## Work request
Copy each line of the records that holds the string "mnemonic".

[Dataset rows describing interfaces]

....

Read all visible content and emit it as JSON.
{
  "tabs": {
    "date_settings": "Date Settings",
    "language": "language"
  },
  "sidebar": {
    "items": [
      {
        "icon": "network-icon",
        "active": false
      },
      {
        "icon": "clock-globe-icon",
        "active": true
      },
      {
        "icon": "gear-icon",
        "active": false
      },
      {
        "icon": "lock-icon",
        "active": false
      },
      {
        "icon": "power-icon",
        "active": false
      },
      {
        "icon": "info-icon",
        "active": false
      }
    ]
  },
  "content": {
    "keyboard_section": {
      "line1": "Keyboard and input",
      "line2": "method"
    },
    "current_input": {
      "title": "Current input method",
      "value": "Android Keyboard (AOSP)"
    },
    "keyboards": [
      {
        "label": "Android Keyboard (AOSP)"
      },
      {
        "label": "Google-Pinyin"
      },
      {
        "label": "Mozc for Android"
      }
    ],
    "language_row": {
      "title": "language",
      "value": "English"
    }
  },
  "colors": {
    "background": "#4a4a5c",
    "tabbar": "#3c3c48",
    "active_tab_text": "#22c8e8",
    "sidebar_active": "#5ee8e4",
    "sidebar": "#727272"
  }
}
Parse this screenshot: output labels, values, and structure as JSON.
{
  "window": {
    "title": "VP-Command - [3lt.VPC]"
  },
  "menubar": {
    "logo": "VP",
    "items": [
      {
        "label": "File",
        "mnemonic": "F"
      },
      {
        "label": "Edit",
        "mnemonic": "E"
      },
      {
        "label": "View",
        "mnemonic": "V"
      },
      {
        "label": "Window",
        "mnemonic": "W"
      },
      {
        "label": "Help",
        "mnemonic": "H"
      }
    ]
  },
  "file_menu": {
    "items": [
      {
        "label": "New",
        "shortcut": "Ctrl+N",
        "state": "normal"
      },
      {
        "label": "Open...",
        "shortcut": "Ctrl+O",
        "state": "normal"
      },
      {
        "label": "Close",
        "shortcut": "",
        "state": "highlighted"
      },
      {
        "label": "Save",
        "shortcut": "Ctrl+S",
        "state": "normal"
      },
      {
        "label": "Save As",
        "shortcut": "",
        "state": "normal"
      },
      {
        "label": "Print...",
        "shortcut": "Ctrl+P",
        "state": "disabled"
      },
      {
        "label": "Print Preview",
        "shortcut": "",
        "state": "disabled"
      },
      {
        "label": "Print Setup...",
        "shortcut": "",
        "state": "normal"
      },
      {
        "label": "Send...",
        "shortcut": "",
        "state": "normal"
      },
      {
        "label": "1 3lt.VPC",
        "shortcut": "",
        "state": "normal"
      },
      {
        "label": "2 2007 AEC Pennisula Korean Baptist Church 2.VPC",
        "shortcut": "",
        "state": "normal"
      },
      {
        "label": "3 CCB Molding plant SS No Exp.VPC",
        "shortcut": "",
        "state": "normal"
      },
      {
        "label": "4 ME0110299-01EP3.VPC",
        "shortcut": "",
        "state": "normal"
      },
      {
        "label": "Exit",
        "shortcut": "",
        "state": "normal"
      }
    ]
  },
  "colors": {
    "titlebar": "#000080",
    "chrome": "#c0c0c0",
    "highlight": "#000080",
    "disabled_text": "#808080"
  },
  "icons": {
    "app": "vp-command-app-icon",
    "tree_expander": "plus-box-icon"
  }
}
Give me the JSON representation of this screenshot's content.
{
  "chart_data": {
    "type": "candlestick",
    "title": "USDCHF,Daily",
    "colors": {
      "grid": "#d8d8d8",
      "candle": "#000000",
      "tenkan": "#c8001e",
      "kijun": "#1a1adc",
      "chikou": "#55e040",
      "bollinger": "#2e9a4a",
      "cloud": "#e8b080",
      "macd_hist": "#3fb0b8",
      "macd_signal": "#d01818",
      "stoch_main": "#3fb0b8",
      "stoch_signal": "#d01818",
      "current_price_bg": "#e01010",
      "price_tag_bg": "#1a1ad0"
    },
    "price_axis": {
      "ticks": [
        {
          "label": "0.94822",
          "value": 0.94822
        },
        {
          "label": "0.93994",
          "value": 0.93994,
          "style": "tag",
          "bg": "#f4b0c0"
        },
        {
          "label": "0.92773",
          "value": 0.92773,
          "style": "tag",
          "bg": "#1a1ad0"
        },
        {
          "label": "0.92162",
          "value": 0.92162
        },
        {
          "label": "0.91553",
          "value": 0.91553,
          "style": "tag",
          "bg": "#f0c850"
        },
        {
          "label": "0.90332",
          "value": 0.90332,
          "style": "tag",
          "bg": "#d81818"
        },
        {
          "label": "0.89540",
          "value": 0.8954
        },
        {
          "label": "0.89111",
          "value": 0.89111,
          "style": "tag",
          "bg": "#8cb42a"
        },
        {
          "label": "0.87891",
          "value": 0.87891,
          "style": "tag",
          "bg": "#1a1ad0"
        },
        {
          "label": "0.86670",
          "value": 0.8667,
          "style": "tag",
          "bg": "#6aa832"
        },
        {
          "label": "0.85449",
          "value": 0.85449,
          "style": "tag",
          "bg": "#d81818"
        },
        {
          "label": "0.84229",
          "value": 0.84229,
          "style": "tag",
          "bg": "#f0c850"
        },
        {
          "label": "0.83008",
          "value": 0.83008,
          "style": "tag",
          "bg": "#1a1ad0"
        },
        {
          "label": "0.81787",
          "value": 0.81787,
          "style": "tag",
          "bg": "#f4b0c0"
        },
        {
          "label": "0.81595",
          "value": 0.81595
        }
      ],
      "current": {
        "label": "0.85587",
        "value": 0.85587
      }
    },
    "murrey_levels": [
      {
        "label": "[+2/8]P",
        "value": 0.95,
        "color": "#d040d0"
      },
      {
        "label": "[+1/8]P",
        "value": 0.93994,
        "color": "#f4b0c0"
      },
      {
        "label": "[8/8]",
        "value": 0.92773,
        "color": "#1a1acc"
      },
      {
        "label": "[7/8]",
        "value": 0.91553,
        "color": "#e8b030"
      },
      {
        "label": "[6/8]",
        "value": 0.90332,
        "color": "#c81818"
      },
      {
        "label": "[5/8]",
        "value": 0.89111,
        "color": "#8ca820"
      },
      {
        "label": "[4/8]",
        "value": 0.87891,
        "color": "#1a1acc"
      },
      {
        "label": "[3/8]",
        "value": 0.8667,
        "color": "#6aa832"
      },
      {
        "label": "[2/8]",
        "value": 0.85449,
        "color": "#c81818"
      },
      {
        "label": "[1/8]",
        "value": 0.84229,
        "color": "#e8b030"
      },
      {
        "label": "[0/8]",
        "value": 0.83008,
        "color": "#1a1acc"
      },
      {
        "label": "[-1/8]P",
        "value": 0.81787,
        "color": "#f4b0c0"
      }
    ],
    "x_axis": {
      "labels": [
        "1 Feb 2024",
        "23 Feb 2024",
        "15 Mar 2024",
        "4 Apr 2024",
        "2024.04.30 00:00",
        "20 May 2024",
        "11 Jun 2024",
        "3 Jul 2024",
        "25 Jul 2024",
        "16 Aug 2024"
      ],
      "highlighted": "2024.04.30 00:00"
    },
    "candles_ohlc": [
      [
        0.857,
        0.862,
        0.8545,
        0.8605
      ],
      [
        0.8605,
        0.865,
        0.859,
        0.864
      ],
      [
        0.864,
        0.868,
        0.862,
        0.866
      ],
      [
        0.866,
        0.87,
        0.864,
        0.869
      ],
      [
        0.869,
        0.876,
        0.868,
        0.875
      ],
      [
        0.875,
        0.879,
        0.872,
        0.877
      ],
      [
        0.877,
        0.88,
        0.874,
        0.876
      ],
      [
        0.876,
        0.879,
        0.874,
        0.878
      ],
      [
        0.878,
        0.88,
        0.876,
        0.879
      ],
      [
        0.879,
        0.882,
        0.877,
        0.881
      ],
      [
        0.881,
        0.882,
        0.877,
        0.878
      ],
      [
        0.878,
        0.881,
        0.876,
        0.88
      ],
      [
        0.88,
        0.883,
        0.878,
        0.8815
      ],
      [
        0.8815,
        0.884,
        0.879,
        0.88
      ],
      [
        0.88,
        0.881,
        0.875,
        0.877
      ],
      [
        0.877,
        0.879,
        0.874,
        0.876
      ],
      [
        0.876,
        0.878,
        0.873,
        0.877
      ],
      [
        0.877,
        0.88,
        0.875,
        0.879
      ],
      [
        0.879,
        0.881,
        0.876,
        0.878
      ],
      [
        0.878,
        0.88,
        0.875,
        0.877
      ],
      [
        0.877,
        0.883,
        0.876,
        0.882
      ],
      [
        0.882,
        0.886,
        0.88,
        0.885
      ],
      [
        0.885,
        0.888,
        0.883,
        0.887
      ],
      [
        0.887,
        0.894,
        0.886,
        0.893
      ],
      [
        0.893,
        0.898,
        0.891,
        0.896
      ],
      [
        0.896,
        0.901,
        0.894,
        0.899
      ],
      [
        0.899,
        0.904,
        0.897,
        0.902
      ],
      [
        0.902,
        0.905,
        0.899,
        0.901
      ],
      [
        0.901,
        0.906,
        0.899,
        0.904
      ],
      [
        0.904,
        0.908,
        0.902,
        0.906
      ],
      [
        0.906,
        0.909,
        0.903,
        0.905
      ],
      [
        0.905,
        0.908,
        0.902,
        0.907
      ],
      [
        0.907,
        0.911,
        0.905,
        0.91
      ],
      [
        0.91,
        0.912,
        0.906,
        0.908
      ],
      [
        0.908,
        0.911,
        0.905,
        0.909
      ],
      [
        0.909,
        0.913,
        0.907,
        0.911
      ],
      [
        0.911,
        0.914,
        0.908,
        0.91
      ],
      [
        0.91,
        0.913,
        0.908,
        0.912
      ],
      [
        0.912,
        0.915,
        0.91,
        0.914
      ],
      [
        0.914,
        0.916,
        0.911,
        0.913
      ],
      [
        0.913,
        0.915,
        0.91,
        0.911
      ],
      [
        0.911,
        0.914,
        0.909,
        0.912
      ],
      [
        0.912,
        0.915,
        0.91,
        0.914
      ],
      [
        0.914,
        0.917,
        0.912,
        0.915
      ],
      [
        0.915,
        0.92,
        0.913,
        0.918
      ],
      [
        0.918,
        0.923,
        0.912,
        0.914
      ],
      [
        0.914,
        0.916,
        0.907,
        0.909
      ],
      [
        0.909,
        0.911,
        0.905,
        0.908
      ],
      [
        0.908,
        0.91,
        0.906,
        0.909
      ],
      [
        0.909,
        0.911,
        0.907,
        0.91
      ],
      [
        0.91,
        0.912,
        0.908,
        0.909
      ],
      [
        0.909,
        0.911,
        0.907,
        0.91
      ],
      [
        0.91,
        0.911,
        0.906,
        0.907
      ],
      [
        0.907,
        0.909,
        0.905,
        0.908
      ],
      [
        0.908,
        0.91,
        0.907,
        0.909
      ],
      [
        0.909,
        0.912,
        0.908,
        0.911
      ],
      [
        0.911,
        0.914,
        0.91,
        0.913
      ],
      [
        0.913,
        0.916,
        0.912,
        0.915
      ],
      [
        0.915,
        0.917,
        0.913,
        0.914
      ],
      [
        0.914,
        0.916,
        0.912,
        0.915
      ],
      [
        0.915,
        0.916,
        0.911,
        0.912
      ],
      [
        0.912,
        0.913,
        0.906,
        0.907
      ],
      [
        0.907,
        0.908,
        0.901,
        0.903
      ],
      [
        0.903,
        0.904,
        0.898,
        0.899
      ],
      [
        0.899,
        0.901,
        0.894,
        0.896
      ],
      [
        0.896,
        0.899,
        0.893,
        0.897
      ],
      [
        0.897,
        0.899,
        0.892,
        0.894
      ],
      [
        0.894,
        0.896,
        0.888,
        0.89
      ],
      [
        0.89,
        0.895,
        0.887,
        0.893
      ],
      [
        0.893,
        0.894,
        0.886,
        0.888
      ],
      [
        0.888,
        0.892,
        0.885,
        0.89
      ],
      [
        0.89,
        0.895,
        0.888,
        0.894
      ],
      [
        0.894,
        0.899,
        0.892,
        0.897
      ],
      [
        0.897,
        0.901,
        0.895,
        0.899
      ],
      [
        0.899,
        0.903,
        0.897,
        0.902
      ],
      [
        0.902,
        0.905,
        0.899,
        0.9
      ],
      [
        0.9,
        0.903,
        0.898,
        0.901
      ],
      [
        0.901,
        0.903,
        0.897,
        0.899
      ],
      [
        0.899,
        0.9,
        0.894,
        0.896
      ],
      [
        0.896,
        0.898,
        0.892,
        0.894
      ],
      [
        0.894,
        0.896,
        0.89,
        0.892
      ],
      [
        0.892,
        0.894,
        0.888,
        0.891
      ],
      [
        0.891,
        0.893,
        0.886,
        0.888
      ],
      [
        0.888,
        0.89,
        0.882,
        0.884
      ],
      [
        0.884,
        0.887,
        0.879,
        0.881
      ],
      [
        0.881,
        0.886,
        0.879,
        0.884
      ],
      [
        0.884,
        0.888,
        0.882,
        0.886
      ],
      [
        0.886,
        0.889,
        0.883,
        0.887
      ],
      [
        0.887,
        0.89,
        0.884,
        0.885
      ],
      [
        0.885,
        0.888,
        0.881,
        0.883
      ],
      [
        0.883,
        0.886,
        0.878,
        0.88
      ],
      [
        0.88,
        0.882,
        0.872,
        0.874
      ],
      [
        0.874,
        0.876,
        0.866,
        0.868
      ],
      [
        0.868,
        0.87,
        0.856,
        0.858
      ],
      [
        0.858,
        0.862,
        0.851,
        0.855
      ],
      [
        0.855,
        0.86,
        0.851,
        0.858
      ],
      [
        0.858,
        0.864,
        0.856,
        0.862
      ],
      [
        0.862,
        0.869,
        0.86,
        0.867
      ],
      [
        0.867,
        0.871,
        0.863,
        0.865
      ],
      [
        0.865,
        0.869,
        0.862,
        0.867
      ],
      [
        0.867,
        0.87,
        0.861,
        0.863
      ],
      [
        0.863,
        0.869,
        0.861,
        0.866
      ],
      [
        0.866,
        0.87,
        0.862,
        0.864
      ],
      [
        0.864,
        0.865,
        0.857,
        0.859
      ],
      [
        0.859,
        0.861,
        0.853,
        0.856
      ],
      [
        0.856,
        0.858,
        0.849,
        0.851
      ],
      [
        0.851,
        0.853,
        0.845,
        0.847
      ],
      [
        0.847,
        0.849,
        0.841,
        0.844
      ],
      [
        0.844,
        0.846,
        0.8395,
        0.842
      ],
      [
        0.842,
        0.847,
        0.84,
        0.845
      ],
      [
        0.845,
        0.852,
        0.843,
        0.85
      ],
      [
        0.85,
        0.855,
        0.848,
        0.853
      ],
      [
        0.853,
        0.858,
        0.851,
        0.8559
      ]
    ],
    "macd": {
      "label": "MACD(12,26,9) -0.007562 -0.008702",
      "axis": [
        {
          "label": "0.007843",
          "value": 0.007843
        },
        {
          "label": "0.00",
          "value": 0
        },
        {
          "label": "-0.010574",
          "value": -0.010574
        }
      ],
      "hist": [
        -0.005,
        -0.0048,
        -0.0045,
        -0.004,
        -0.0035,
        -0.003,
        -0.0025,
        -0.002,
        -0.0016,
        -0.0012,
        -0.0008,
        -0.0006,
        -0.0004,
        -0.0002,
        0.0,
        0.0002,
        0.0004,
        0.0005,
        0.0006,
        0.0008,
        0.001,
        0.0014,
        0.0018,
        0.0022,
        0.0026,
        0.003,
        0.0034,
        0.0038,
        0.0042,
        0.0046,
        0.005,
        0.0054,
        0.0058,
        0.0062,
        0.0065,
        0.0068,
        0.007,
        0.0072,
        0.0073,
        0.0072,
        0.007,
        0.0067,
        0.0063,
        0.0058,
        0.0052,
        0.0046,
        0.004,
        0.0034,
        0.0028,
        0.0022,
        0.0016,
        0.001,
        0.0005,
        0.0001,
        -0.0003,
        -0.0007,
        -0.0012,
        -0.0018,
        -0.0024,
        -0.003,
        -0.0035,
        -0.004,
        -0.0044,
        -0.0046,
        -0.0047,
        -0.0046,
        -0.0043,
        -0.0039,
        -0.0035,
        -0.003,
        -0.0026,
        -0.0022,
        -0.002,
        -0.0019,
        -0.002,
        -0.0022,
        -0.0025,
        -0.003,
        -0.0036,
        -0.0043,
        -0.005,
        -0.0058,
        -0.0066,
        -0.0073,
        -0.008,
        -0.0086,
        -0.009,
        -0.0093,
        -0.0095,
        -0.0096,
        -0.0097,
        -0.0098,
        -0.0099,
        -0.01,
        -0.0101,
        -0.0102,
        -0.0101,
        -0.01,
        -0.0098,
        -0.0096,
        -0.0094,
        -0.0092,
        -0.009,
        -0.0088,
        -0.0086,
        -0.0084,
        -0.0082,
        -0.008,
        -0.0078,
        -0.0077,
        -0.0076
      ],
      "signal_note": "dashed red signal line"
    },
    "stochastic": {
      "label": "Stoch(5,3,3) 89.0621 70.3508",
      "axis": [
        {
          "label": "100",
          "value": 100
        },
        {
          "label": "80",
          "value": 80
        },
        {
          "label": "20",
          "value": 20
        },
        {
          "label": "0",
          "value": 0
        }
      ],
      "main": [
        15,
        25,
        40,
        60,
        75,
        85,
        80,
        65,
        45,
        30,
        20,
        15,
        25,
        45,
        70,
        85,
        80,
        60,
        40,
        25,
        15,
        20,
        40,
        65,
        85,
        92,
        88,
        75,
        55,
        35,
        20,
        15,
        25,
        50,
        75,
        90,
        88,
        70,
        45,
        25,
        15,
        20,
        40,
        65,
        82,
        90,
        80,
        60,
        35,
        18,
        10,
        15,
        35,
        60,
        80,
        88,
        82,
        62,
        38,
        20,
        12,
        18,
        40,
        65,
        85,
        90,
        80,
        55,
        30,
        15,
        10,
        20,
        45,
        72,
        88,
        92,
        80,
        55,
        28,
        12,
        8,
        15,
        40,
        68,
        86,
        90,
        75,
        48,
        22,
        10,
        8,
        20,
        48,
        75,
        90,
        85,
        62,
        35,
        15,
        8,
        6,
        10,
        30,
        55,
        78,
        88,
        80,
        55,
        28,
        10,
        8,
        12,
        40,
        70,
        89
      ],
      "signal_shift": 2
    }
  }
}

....

## Answer to this exercise
        "mnemonic": "F"
        "mnemonic": "E"
        "mnemonic": "V"
        "mnemonic": "W"
        "mnemonic": "H"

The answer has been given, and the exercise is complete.